Union linked group ranks NC Education funding
The Education Law Center cited in recent news articles is anti-school choice, backed by Union money with ties to the Southern Poverty Law Center
There have been some stories running in North Carolina outlets about the "Education Law Center" ranking NC education funding as an “F.” Arguably these articles are about creating pressure on the state legislature to capitulate to the spending called for in the Leandro plan.
This article at WITN is an example.
These articles are missing key information - specifically they don't tell the reader who Education Law Center is or even where they are located.
According to Capital Research Center’s Influence Watch, the Education Law Center (ELC) is run out of office in New Jersey, not North Carolina. ELS specializes in lawsuits on school funding as well as “organizing for interested groups of parents and teachers in New Jersey and education policy activists around the country.”
What interested groups and activists? Union and Southern Poverty Law Center affiliated ones that want to curb school choice options:
“ELC-NJ activism initiatives often align with teachers’ unions’ priorities, particularly preserving and expanding public school funding. ELC-NJ is one of the groups supporting Public Funds Public Schools, an [sic] left-wing initiative started by the controversial Southern Poverty Law Center which seeks to limit school choice by opposing public support for private-school tuition and preventing education tax credits, and education savings accounts from being used to pay for private school tuition.”

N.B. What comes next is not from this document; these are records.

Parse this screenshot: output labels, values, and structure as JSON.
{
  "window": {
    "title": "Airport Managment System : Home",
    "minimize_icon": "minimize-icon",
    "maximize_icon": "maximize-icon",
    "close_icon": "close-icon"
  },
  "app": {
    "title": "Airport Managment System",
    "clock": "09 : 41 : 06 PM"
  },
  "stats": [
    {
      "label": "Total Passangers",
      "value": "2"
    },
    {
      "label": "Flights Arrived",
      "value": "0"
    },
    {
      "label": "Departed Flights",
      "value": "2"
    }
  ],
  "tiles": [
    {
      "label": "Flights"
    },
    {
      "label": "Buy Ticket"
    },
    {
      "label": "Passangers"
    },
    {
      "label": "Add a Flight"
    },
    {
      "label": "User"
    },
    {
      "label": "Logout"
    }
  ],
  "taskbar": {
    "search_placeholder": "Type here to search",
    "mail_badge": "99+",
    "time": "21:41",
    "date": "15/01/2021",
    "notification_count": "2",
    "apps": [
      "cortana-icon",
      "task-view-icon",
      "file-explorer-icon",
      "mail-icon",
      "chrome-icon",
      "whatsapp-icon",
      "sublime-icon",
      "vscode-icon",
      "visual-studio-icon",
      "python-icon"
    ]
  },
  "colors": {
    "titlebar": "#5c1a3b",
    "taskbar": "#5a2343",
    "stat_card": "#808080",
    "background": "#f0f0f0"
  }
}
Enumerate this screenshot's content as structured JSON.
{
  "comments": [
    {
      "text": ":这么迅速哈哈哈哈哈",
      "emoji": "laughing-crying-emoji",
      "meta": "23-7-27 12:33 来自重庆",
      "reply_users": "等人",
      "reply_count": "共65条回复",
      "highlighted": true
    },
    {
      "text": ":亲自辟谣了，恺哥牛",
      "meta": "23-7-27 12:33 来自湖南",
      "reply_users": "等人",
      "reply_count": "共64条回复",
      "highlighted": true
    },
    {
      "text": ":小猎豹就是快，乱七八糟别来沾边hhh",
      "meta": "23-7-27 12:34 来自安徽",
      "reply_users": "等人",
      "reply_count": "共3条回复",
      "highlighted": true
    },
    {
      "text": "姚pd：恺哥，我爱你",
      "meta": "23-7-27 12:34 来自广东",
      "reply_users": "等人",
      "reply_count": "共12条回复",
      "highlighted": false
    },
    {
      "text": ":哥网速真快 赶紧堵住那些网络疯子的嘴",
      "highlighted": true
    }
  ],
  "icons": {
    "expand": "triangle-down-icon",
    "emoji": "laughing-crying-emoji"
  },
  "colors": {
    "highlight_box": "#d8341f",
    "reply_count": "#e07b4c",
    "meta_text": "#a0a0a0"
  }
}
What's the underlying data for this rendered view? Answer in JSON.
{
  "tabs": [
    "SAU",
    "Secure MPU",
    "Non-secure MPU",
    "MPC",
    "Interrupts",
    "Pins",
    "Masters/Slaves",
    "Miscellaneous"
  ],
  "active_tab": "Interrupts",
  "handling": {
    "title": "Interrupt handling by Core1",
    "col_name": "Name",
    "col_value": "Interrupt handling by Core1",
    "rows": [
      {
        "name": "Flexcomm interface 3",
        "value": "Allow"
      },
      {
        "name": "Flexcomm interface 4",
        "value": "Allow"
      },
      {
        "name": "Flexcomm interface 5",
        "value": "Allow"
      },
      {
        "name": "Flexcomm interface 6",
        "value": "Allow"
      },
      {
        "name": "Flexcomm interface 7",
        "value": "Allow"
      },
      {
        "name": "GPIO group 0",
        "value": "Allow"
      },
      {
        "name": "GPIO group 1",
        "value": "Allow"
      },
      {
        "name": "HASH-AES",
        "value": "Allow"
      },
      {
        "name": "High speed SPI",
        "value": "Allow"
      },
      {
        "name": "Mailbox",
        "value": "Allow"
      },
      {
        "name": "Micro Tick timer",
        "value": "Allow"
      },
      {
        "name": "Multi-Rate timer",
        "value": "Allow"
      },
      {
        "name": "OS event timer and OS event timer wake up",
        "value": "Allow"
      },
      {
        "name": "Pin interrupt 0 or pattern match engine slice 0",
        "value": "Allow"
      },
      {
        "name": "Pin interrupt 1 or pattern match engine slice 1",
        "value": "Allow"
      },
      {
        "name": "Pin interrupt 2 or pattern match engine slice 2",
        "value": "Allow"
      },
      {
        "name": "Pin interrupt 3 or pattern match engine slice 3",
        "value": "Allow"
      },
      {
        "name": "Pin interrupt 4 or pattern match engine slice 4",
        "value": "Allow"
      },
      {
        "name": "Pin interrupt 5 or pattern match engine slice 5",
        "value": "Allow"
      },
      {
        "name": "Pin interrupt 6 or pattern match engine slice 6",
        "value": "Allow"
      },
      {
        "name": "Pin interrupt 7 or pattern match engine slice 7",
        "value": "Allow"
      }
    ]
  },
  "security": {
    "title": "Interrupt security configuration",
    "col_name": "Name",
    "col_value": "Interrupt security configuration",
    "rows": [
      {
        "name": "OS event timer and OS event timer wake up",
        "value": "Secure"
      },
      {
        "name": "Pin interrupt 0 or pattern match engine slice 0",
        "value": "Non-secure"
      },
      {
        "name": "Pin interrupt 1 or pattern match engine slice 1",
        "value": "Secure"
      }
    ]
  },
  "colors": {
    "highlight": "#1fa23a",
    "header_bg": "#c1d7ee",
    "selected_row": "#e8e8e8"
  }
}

ELC gets most of its funding from teachers’ unions along with other left-leaning non-profits, many of which have the same goal of stopping school choice.
Read the full profile for EJC at Influence Watch.
The WITN article cites North Carolina Association of Educators (NCAE) President Tamika Walker Kelly, who wants the state to use tax revenue surpluses and tap into the Rainy Day fund for education. The NCAE is an affiliate of the National Education Association, one of the two largest teachers’ unions in the country.
“We know that the $6 billion revenue surplus that the state is sitting on can also remedy many of the problems today, in addition to the money that is in the rainy day fund at the General Assembly,” Walker Kelly said. “So we have the resources and the financial resources to do it. We need our lawmakers to exercise the political will to make sure that our students and educators get the public education they deserve.”
Kelly isn’t specific about the problems nor does she mention that school districts in North Carolina are sitting on upwards of $6 billion in unspent COVID-19 relief funds. The John Locke Foundation reported in July that only around 11% of that $6 billion has been spent so far.
Earlier this year in March, Kelly claimed learning loss due to the pandemic was a “false construct.”
Additionally, while some kids weren’t even allowed back in the classroom, the NCAE drove around the state earlier this year in what resembled bread truck on its “We heart Public Schools tour.”
It’s worth noting that historically education is and has been the largest portion of the state budget.
In the last update to the state budget, the net appropriation for education is $31 billion, broken down to $15.3 billion in FY 2021-22, and $15.7 billion in FY2022-23
The Department of Public Instruction is slated to get over $10.59 billion in FY 2021-2022 and over $10.74 billion in FY 2022-2023.
Federal relief dollars which are undispersed due to the budget not being passed and enacted yet for K-12 is $338.7 million. There are also $3.6 billion in the latest round of federal Elementary and Secondary School Emergency Relief (ESSER) funds to be designated.
The money is there. Districts just need to spend it - wisely.